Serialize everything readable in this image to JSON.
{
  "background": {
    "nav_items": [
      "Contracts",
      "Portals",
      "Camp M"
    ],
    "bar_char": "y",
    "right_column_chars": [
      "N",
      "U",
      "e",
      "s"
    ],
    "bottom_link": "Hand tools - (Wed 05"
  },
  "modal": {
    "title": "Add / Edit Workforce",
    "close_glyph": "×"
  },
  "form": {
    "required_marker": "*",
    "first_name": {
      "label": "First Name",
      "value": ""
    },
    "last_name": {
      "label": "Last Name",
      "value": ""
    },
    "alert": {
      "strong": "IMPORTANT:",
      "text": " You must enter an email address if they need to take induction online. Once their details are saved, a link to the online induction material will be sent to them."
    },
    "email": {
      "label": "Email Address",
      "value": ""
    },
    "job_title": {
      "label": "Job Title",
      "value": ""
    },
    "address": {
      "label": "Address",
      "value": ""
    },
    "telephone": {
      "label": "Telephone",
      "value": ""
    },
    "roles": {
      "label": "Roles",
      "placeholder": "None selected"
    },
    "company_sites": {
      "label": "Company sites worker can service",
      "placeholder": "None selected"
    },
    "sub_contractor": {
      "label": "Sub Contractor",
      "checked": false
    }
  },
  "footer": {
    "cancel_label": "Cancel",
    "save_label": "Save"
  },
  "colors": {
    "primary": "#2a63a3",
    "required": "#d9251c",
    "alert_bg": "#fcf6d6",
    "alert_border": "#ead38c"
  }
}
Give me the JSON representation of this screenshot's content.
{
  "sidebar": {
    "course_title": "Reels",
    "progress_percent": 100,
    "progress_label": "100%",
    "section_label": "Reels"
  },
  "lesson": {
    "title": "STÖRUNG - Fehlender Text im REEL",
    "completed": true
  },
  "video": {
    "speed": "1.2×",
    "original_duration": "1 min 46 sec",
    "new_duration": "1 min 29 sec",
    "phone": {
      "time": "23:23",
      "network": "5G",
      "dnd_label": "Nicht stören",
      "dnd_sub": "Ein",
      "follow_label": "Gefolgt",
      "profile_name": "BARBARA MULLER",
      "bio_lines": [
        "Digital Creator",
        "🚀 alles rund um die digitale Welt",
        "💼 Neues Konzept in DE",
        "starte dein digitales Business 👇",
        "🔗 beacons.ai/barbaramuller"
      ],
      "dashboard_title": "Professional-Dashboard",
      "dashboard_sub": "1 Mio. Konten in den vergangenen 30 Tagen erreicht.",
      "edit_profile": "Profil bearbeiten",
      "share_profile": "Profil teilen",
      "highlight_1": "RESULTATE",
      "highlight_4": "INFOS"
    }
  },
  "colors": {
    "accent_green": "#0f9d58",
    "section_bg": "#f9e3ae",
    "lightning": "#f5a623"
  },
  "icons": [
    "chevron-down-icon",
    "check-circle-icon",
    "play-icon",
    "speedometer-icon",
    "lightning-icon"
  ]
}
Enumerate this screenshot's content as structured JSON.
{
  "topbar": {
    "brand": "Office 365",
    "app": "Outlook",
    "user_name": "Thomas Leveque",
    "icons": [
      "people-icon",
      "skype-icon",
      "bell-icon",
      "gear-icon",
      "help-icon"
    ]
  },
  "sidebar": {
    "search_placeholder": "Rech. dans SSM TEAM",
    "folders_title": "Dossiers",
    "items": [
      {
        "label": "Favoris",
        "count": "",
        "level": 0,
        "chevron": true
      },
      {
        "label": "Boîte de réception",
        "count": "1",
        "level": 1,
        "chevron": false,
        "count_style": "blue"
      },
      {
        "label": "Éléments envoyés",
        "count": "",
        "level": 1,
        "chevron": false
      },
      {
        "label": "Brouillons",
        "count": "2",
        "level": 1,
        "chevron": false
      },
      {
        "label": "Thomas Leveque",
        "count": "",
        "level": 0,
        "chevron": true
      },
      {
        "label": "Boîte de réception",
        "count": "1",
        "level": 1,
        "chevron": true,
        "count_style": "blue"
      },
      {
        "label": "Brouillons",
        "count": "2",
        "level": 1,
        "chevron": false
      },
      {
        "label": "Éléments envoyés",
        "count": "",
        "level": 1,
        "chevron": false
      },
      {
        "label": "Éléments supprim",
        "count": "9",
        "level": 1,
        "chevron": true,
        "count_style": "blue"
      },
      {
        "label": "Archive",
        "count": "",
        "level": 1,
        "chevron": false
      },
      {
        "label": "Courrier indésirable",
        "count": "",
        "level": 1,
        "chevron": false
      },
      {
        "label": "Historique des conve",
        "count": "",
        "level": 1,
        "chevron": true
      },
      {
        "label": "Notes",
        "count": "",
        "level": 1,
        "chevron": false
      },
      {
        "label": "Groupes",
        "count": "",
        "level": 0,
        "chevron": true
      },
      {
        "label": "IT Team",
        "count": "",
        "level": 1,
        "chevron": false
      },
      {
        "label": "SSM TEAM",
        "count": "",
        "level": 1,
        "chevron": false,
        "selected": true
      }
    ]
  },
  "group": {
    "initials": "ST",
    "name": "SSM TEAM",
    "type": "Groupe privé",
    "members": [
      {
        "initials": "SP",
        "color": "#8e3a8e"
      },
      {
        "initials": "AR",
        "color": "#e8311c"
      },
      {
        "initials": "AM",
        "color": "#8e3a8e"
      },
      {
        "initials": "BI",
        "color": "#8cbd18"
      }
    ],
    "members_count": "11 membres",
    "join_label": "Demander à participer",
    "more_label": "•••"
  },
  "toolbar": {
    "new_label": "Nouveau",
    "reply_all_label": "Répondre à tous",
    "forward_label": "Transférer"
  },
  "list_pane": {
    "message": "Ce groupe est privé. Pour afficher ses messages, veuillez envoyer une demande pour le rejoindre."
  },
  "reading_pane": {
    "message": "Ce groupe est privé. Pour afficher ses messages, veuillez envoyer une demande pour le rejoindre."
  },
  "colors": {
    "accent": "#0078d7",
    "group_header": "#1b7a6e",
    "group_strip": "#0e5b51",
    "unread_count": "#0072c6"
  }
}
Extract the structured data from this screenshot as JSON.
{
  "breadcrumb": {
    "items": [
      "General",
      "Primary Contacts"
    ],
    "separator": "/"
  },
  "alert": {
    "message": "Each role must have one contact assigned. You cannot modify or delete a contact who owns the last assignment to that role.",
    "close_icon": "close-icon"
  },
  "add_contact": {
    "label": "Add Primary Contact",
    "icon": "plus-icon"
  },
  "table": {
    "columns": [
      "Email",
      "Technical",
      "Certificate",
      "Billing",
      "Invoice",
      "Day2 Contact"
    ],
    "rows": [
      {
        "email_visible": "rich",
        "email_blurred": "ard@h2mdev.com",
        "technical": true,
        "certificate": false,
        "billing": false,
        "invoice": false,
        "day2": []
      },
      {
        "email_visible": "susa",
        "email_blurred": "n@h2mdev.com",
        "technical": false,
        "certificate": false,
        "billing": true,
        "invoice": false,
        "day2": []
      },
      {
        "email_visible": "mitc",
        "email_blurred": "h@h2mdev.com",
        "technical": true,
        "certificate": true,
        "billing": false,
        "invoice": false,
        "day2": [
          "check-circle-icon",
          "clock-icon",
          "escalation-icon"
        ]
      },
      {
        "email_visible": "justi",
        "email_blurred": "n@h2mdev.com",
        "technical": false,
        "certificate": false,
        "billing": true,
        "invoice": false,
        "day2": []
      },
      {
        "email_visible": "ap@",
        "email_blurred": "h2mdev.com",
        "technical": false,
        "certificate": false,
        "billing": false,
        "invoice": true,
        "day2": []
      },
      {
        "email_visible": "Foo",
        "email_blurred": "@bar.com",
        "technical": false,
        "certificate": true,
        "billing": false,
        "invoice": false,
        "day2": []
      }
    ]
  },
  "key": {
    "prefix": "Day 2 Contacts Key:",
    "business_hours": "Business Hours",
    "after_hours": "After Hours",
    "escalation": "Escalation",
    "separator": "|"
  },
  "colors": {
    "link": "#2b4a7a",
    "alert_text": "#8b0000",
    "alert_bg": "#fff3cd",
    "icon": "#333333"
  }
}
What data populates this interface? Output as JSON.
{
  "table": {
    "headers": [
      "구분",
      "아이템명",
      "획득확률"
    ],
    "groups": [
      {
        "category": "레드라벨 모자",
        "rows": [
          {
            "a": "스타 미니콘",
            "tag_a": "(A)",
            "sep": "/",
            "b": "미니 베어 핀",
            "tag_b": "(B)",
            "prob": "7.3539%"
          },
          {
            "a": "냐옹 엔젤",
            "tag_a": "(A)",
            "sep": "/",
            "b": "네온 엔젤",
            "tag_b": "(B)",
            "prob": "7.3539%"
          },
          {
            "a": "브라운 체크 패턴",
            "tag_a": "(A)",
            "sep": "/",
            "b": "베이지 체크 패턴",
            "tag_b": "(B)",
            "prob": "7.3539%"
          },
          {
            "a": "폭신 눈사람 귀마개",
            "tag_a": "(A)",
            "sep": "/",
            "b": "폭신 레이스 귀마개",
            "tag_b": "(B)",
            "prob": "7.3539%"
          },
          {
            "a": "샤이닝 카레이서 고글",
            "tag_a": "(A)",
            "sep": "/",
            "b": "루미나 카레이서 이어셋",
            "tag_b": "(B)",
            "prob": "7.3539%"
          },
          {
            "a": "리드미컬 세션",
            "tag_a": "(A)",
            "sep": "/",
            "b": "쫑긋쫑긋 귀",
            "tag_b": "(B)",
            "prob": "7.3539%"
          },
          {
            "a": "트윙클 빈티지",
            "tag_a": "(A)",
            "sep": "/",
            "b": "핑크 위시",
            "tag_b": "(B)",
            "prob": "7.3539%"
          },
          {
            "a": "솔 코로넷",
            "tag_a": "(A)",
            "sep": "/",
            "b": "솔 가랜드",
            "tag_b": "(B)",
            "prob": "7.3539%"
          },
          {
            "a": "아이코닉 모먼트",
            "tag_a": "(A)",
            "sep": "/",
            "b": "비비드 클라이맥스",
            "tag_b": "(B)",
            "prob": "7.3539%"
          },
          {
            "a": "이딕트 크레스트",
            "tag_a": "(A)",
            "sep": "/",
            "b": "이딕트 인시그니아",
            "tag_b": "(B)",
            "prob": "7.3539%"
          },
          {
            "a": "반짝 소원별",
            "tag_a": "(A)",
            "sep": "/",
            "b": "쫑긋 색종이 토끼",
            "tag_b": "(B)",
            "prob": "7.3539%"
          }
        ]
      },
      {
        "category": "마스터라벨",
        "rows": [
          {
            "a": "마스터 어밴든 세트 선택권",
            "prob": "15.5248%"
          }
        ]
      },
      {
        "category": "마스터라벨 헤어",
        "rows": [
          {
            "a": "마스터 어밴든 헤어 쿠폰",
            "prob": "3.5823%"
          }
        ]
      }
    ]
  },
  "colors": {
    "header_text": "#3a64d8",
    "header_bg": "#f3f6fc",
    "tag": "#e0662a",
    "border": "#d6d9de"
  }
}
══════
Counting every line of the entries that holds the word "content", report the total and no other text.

2